Date of this Version

January 2007


Published in Proceedings of the 12th Wildlife Damage Management Conference (D.L. Nolte, W.M. Arjo, D.H. Stalman, Eds). 2007.

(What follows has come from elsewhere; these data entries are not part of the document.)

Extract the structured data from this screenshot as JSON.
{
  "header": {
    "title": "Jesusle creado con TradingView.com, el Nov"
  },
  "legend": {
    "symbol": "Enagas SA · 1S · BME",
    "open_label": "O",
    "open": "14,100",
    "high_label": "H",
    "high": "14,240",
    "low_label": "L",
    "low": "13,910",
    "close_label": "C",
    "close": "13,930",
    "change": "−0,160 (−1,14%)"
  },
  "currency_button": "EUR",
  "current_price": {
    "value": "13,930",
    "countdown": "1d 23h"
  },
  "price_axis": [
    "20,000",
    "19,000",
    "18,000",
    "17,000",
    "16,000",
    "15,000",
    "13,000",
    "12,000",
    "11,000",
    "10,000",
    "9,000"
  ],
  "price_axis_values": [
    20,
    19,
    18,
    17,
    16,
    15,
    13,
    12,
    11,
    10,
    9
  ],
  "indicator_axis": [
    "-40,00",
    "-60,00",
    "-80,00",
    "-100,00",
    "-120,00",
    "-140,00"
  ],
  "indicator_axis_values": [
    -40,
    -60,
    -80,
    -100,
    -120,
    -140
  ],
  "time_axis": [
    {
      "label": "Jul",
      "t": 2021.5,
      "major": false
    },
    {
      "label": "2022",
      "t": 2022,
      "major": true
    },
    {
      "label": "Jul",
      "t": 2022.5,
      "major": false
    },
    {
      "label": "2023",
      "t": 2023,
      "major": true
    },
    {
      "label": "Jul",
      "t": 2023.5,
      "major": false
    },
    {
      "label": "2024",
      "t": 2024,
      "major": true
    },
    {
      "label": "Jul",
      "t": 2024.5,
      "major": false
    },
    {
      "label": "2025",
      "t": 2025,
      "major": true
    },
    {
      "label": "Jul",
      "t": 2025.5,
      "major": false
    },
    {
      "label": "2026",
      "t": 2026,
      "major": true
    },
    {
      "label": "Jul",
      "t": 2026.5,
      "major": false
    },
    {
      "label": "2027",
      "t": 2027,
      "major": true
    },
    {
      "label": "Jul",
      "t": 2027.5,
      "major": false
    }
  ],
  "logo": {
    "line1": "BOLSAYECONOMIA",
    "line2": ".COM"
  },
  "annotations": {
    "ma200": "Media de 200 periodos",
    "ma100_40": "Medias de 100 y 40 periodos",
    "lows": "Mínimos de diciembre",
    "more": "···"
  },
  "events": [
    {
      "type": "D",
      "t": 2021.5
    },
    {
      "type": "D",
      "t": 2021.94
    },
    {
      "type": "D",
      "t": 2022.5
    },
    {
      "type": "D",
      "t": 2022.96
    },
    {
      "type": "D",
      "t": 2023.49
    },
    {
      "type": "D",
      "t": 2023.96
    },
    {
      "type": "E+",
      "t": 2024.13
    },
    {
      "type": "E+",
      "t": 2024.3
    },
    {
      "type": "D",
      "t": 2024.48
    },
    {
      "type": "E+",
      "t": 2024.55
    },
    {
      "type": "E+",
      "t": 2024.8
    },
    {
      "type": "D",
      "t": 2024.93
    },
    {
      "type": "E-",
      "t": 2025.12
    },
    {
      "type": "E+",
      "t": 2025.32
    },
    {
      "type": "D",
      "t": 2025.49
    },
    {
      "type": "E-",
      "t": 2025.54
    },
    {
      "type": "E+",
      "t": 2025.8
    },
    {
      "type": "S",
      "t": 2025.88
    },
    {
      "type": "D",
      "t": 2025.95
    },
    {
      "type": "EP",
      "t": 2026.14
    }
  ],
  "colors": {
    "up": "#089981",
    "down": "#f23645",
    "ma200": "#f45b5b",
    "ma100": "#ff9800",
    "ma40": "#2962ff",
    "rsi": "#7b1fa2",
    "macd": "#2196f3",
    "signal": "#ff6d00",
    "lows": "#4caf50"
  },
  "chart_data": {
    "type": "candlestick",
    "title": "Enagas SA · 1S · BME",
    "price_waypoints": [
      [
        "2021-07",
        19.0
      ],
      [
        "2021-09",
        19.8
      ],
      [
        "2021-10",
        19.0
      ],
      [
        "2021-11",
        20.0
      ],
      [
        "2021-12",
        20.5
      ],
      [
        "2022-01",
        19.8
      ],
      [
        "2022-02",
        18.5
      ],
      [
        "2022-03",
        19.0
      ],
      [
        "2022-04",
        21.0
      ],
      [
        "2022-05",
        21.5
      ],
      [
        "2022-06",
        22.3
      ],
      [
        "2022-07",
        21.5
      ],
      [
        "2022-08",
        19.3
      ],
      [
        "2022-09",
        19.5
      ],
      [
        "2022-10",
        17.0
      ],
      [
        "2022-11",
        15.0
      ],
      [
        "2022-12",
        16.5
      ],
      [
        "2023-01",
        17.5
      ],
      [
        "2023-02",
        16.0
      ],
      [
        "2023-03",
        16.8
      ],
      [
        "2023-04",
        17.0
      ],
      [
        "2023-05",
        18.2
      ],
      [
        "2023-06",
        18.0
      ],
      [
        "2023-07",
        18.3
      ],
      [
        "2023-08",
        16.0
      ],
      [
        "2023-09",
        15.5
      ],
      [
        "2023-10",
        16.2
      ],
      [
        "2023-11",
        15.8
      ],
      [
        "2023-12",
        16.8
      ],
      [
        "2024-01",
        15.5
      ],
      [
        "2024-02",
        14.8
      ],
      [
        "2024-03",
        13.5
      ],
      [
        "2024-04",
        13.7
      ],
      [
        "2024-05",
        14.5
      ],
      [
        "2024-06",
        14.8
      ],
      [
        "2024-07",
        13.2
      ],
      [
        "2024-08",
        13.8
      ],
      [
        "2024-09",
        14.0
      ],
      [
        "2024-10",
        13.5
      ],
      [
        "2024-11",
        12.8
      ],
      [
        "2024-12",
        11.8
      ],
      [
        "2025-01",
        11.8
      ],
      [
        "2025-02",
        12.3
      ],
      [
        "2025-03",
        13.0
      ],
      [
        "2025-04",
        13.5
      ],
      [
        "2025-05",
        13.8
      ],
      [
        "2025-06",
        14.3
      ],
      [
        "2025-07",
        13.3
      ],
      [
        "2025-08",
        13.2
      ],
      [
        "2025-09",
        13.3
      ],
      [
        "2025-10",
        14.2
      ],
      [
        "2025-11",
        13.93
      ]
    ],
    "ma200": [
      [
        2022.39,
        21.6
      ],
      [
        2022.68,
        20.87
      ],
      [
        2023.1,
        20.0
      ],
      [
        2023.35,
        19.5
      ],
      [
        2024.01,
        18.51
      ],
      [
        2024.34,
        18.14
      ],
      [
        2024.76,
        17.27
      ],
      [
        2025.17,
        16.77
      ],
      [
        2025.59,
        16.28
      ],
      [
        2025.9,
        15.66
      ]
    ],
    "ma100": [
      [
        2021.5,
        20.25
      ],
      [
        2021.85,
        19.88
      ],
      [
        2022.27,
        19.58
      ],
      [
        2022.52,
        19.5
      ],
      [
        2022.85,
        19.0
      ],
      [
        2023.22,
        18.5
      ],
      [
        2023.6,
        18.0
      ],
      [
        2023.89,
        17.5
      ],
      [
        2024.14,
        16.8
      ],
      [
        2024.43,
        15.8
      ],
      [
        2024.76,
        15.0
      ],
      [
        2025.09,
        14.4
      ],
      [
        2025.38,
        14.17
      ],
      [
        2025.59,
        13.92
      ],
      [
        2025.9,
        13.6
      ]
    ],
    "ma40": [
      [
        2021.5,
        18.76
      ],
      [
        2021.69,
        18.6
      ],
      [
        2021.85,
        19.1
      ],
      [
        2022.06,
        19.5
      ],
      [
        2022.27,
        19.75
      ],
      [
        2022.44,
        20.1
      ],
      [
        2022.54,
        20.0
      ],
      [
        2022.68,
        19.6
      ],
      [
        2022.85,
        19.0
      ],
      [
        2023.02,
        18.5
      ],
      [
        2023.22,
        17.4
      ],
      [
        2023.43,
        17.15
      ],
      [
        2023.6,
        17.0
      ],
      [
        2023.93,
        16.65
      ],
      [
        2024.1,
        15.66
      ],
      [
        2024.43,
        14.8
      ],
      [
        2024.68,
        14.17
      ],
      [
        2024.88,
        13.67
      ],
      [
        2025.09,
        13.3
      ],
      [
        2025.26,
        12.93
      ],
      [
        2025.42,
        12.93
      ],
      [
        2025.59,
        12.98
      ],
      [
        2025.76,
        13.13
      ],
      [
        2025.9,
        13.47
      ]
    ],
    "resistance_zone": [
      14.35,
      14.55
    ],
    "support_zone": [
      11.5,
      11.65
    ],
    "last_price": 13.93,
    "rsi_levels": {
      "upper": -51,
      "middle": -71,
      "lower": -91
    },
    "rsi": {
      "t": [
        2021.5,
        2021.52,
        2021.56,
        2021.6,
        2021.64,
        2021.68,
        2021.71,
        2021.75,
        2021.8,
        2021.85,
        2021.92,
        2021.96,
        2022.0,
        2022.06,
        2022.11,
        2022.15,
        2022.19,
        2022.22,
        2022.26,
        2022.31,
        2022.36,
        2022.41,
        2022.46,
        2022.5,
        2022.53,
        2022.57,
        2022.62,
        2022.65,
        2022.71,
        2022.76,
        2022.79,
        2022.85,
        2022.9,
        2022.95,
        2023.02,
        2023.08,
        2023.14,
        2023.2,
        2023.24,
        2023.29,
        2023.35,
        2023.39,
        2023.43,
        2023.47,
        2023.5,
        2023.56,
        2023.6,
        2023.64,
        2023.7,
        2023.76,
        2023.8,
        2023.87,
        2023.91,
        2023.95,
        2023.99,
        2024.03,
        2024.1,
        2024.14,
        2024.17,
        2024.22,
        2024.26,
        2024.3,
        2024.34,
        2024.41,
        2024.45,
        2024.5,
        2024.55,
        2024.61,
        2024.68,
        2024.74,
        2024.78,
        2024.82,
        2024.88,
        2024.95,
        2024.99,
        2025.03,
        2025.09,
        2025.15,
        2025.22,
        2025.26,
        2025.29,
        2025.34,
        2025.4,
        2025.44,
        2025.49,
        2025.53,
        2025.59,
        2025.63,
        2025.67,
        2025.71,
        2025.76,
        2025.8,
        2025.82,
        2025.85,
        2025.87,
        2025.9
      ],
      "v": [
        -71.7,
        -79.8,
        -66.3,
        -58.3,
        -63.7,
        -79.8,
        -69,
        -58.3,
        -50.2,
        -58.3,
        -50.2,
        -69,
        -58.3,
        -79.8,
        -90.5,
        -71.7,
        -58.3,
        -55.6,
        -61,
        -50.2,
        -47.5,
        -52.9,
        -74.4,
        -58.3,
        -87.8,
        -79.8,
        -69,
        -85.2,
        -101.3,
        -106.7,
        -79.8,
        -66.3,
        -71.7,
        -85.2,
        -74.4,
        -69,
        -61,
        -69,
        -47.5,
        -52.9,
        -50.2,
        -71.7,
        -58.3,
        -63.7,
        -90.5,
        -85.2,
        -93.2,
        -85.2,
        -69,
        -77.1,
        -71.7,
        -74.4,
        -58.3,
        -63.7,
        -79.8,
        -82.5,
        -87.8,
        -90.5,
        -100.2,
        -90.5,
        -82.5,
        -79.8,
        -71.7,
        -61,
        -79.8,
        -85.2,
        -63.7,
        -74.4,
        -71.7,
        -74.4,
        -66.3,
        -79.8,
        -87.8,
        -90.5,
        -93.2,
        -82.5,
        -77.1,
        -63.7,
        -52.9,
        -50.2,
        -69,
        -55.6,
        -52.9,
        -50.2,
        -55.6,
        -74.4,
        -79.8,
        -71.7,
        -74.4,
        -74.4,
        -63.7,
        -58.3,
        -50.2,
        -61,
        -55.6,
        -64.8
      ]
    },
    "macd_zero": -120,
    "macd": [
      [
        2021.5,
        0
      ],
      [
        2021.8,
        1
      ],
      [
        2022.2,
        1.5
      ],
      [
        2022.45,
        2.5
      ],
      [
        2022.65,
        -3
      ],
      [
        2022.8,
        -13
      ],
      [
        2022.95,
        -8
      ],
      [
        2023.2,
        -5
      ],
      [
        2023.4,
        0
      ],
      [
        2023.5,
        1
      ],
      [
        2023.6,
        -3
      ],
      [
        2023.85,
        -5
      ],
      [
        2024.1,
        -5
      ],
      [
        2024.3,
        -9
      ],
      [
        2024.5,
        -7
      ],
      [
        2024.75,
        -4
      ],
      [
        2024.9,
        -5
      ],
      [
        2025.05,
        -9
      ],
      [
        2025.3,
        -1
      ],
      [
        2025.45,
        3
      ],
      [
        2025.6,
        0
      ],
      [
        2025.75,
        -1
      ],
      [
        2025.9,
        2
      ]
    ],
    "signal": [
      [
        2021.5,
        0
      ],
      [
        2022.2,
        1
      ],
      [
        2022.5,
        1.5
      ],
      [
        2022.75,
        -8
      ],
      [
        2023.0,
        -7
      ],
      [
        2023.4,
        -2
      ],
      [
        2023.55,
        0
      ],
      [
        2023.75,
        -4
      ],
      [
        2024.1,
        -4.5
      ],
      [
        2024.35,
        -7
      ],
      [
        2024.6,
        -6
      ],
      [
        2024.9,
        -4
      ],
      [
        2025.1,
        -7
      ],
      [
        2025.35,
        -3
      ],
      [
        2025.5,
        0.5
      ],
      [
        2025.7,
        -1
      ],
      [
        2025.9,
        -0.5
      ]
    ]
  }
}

In 1992, the U. S. Food and Drug Administration (FDA) opened an Investigational New Animal Drug (INAD) file for the avian immobilizing agent, alpha-chloralose (AC) for the United States Department of Agriculture, Animal and Plant Health Inspection Service (APHIS). Currently, this INAD authorizes trained Wildlife Services (WS) personnel to use AC to immobilize and live-capture nuisance waterfowl (Anatidae spp.), American coots (Fulica americana), pigeons (Columba livia), common ravens (Corvus corax) and sandhill cranes (Grus canadensis). The use of AC has proven to be a valuable tool for WS and the number of birds captured with AC increased more than four-fold between 1993 and 2005. One requirement for using AC under the INAD is the submission of detailed semiannual reports documenting AC use to FDA. Based on the reports from October 2004 through September 2005, WS conducted 194 operations to immobilize and remove birds in 22 states, and used 413 grams of technical and 30 grams of tablets, totaling 443 grams of AC. Canada geese were the most frequently targeted species, accounting for 50% of all operations. The capture rate for all target birds using powdered AC was 80.2%, and 86.2% using tablets. The percent mortality of all target birds using powdered AC was 3.1%, and 4.9% using tablets.